Twelve years ago on this very day I took a leap of faith into the wonderful world of Linux.
I was still living in South Africa and I was but a poor employee rattling off spreadsheets for mere peanuts. That meant that I was always hard-pressed for cash when it came to my computing hardware and software, especially as those were the days when Microsoft still charged a pretty penny for the right to upgrade to their new and shiny versions of Windows.
So it was around then that I decided to finally try out a little distro by the name of Ubuntu. It had become popular with its focus on being a Linux distro for humans in that it took a somewhat notoriously difficult to use operating system and tried to make it easy to install and use as a replacement for the bloated and expensive Windows OS.
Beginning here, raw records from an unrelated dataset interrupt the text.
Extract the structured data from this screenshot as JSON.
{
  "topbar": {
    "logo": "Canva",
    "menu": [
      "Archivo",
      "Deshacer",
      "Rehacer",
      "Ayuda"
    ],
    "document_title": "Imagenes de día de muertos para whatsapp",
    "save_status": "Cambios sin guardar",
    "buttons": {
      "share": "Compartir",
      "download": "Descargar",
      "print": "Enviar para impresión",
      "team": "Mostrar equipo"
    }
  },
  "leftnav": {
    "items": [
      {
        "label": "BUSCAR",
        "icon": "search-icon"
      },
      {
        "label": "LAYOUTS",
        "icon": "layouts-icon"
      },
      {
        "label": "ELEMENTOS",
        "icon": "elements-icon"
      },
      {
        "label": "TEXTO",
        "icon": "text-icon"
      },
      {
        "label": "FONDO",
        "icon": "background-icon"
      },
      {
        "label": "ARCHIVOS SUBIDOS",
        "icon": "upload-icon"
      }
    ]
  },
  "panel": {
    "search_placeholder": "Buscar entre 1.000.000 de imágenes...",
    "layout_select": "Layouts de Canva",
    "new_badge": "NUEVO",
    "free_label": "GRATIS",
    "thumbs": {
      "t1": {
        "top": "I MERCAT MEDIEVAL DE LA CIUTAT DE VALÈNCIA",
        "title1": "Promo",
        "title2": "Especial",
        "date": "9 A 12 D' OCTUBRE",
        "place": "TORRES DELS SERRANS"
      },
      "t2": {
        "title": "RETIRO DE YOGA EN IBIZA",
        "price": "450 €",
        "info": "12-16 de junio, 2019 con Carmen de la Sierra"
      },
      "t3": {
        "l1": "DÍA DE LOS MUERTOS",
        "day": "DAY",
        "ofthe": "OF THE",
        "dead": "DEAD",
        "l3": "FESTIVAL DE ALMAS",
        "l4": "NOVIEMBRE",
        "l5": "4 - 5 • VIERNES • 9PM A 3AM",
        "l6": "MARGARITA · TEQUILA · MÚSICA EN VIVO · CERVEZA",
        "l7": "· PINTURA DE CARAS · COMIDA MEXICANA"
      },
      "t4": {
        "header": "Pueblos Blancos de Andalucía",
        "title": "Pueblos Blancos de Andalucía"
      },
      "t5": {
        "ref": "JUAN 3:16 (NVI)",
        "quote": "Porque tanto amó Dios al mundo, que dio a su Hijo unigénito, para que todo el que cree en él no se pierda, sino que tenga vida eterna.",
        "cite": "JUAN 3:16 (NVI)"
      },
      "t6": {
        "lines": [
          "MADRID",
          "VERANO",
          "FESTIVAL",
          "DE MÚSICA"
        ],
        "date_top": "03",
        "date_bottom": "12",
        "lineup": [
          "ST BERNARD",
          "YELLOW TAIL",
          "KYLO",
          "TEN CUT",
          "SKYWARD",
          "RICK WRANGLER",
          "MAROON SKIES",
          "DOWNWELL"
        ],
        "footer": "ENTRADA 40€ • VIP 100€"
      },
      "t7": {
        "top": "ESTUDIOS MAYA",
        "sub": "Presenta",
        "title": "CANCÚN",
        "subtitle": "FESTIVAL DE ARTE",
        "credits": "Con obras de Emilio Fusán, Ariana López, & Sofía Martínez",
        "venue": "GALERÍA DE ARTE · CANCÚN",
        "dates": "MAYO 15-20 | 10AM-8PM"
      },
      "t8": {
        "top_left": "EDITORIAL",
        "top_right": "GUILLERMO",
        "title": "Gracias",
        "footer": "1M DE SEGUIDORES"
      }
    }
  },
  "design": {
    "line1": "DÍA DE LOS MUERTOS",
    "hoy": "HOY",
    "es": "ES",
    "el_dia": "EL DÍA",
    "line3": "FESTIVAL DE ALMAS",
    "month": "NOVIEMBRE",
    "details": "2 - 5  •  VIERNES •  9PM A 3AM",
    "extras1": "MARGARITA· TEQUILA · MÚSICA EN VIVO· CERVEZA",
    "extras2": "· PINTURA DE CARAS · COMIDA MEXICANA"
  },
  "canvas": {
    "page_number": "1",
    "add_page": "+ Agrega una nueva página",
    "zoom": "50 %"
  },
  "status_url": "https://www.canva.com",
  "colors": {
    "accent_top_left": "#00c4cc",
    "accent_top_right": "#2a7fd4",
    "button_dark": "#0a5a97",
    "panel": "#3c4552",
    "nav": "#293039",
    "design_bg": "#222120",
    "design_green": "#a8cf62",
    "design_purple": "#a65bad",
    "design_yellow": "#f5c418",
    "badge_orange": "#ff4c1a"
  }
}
Back then you were asked about partitioning your hard drive and journalling file systems and a lot of other jargon that would scare off anyone new to Linux but Ubuntu tides its best to ease you in and make it fun to use.
I suppose my first impression was that it was gloriously fast to use and had almost any piece of software I could ask for to replace the applications I’d been using in Windows. Design wise it was also pretty good looking with Ubuntu being based in the Gnome 2 desktop environment.
There were snags of course. In my case I had constant issues with my sound system not playing nicely. Most of the time I could sort out these sort of problems by myself but it also took lots of digging through forum posts to try and find other people with similar issues and then trying to see if the solutions they’d used would work for me.
This wealth of information is both a boon and a handicap for Linux. It’s great to be able to find so many tutorials and solutions for almost any problem under the sun. But at the same time for a user new to Linux it can also be very intimidating to search for a simple solution only to be face with thousands of search results and no idea where to start.
Nowadays the most friendly distros such as Linux Mint and Ubuntu MATE do a wonderful job of surfacing the best sources of information for new users so that they can slowly dip their toes into the murky waters of hardware and software issues before diving head first into terminal commands and the like.
One way I tried to make my transition to Linux more bearable was to dual boot with Windows so that I could still game as back then gaming support on Linux was woefully absent. Fast forward to the present day and you can play 99% of anything on Steam or GOG with no issues at all. Tell that to me back then and I would have called you a fool!
Linux has become an operating system more than worthy of staring alongside Windows and MacOS as a viable alternative and in many cases as the better choice. Currently I’m switching between Xubuntu and Linux Mint as my daily drivers but for anyone keen to give Linux a try here are a few of my recommendations: